What is Australia doing to help those vulnerable in Afghanistan?

Australia’s response to the Afghan crisis is a hot topic at the moment, but what are we really doing to help?

Images circulating the internet depict nothing short of terror for the citizens in Afghanistan.

Massive crowds of desperate civilians trying to board outgoing planes, women and children being torn from the streets and the public torture of those who dispute the Taliban, are just the tip of the iceberg in this national crisis.

Image: CNN

The Taliban was quick to reprise following the withdrawal of American soldiers, which began in early May. The nation’s capital, Kabul has since been captured and taken over by the extremist group. 

This prompted the chaotic efforts of Afghan citizens to flee the country. Many countries are developing dedicated refugee programs that inevitably face the fate of displacement.

But what is Australia doing to help? How do these efforts compare to those of other developed countries?  The single thing any nation can do to assist with the developing crisis is allowing Afghan refugees to take asylum in their country.

Australia is set to allow 3000 places, within its already established humanitarian visa program, for those currently escaping Afghanistan.

It is important to note that this number comes from an already existing 13,750 humanitarian visas offered each year and is NOT an additional intake.

Australia is not allowing anything above their usual refugee intake but rather setting aside some “special passes” for the Afghans caught up in the current crisis. This plan falls far and few between when compared to what other countries are doing to show their support.

Canada has discussed plans to resettle more than 20,000 Afghans, particularly those most vulnerable such as women, LGBTIQ+ members, humanitarians and reporters.
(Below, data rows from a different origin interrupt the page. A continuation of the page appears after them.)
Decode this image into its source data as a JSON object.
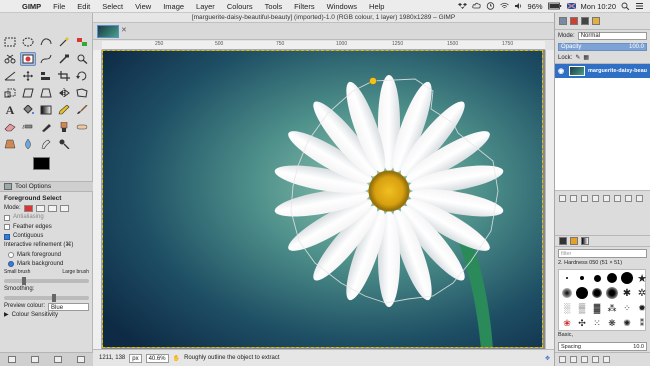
{
  "menubar": {
    "apple_icon": "apple-icon",
    "app_name": "GIMP",
    "items": [
      "File",
      "Edit",
      "Select",
      "View",
      "Image",
      "Layer",
      "Colours",
      "Tools",
      "Filters",
      "Windows",
      "Help"
    ],
    "battery": "96%",
    "clock": "Mon 10:20"
  },
  "image_window": {
    "title": "[marguerite-daisy-beautiful-beauty] (imported)-1.0 (RGB colour, 1 layer) 1980x1289 – GIMP",
    "ruler_ticks": [
      "250",
      "500",
      "750",
      "1000",
      "1250",
      "1500",
      "1750"
    ],
    "status": {
      "coords": "1211, 138",
      "unit": "px",
      "zoom": "40.6%",
      "message": "Roughly outline the object to extract"
    }
  },
  "tool_options": {
    "tab_label": "Tool Options",
    "title": "Foreground Select",
    "mode_label": "Mode:",
    "antialiasing": "Antialiasing",
    "feather_edges": "Feather edges",
    "contiguous": "Contiguous",
    "interactive_refinement": "Interactive refinement  (⌘)",
    "mark_foreground": "Mark foreground",
    "mark_background": "Mark background",
    "small_brush": "Small brush",
    "large_brush": "Large brush",
    "smoothing": "Smoothing:",
    "preview_colour_label": "Preview colour:",
    "preview_colour_value": "Blue",
    "colour_sensitivity": "Colour Sensitivity"
  },
  "dock": {
    "mode_label": "Mode:",
    "mode_value": "Normal",
    "opacity_label": "Opacity",
    "opacity_value": "100.0",
    "lock_label": "Lock:",
    "layer_name": "marguerite-daisy-beau",
    "brush_filter_placeholder": "filter",
    "brush_name": "2. Hardness 050 (51 × 51)",
    "brush_category": "Basic,",
    "spacing_label": "Spacing",
    "spacing_value": "10.0"
  }
}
This has been presented as an addition to the current refugee visa allowance.

Similarly, the UK has also said they will provide a matched 20,000 additional refugee visas, with the first 5,000 given to the priority groups.

It’s important to note that both of these countries have had a military presence in Afghanistan, similar to that of the Australian forces.

Other nations who have previously deployed troops to Afghanistan, such as Europe and New Zealand, have stepped up to the plate and plan to do their part in the evacuation and refuge.

Regardless of their significantly smaller scale, New Zealand has already identified 200 eligible Afghans within their deployed troops and families.

Prime Minister Scott Morrison has spoken out about these countries efforts saying “Australia is not going into that territory” and has “no plans” to operate a model at a similar scale.

The government has already significantly reduced their refugee intake from 18,750 to 13,750 in last years budget and people are calling on the country to do more.

This is a crisis untouchable by reserved effort, everyone and every nation with the capability must act swift and hard.